:: Your task ::
Every line in the listing below that holds the word "JSON" should be returned.

::::

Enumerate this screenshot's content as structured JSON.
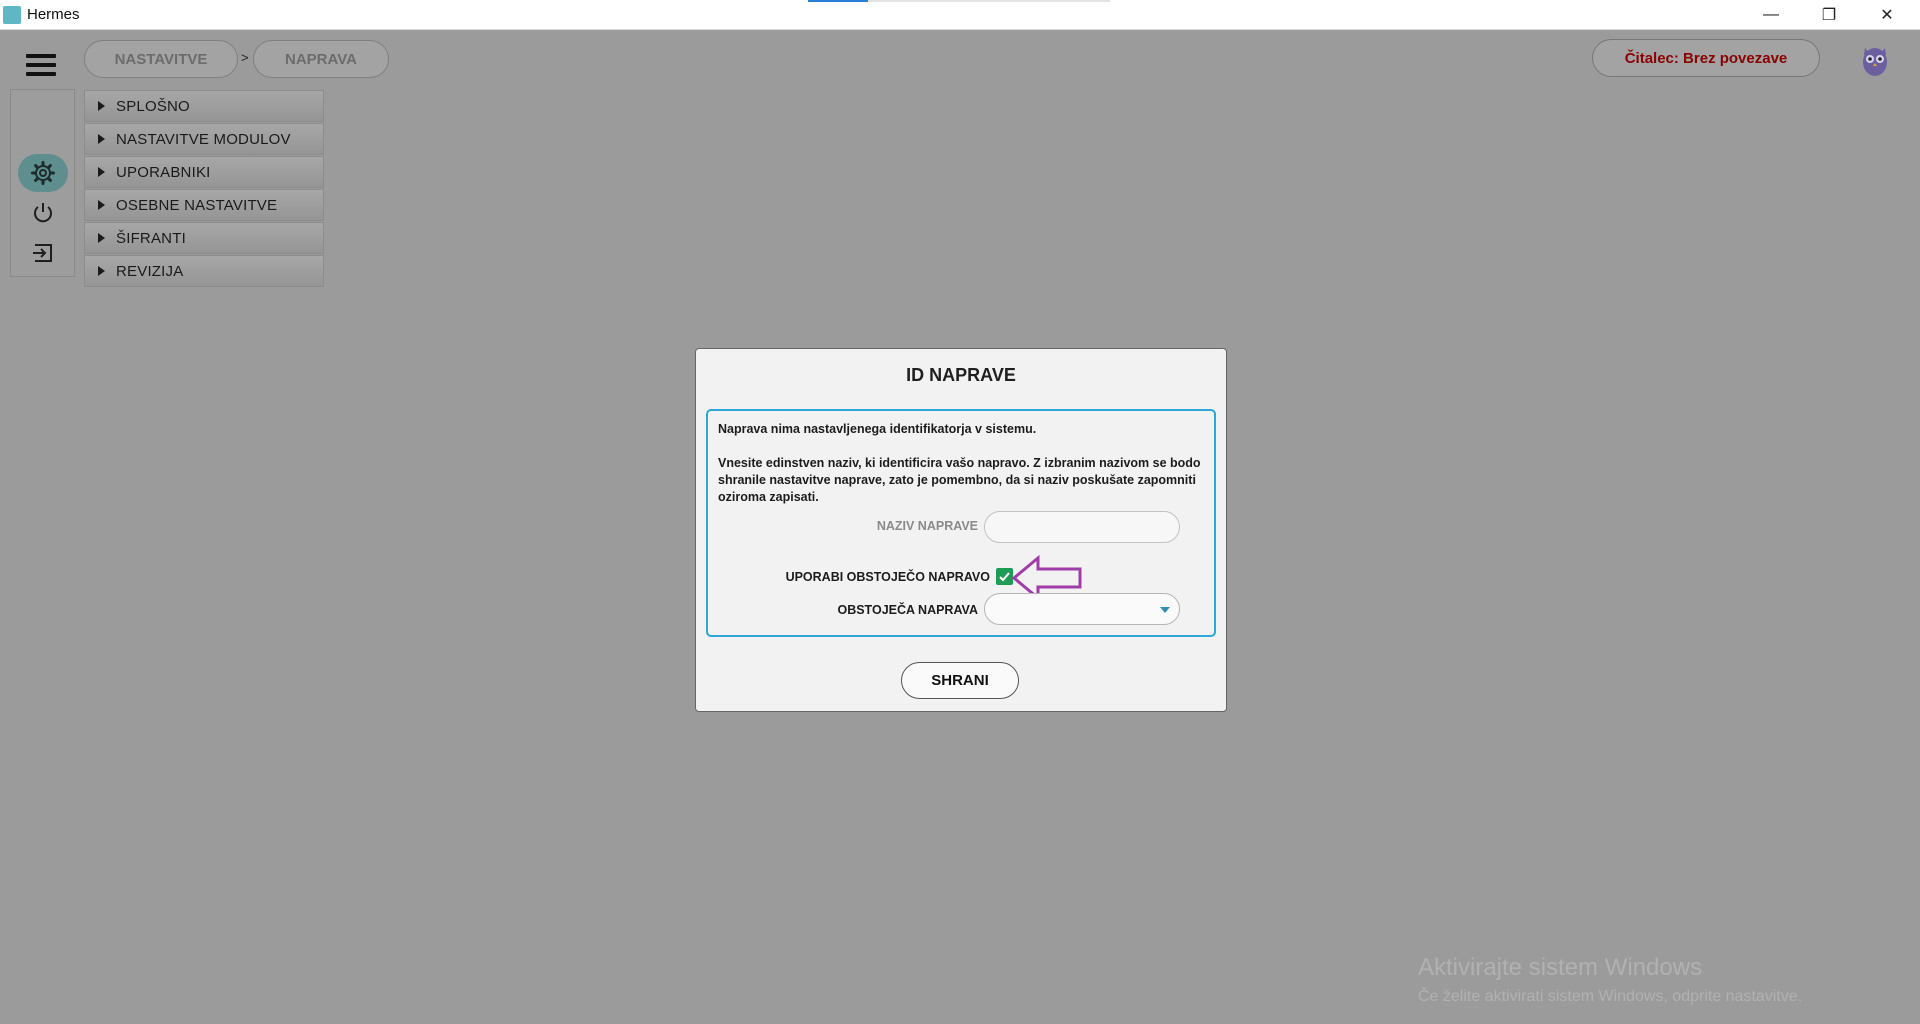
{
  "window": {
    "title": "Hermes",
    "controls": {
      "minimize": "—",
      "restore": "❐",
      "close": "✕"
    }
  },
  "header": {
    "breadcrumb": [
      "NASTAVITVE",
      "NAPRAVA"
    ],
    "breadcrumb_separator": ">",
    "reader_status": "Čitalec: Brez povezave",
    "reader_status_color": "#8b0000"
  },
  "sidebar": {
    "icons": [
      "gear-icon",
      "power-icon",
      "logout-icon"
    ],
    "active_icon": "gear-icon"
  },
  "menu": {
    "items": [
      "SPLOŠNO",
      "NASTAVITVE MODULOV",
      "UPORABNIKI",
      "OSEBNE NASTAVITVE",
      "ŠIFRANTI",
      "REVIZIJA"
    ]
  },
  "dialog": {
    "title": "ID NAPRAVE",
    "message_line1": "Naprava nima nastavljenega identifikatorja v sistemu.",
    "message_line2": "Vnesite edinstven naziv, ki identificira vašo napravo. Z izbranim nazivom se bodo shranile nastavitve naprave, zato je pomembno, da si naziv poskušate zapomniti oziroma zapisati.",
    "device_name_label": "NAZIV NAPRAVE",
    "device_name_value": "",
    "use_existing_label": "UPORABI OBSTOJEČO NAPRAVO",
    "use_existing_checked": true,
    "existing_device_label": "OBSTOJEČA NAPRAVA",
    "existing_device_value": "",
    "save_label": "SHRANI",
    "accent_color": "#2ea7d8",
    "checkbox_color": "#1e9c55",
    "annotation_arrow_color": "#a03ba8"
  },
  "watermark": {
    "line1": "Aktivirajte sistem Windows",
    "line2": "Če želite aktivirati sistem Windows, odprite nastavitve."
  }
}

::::

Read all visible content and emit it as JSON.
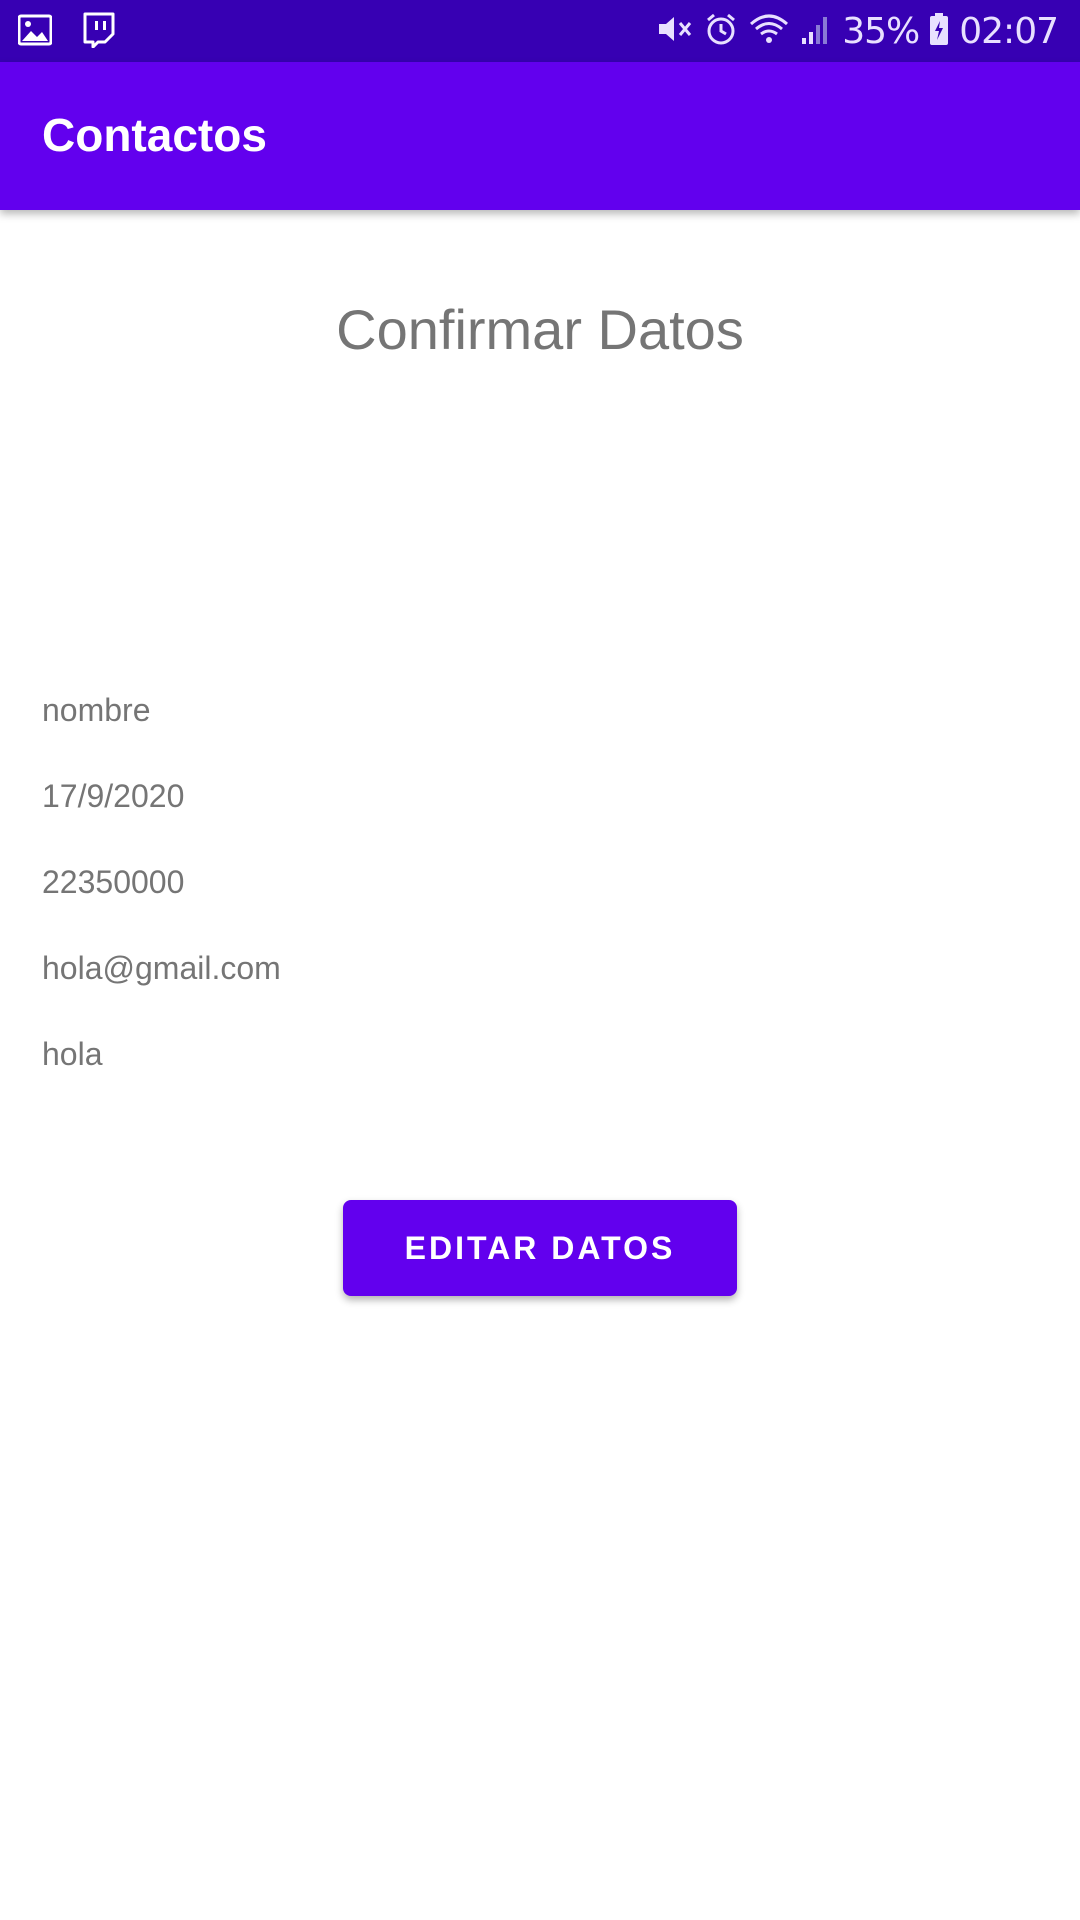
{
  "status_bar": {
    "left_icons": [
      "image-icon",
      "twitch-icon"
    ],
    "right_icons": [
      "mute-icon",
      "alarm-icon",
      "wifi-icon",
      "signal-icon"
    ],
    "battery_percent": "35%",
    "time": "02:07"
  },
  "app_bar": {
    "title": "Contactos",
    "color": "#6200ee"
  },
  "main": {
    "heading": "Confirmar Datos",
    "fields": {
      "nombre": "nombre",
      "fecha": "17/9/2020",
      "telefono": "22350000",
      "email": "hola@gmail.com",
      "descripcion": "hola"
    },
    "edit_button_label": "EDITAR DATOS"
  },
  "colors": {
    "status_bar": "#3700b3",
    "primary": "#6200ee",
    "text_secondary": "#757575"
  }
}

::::

:: Response to this task ::
Enumerate this screenshot's content as structured JSON.
Read all visible content and emit it as JSON.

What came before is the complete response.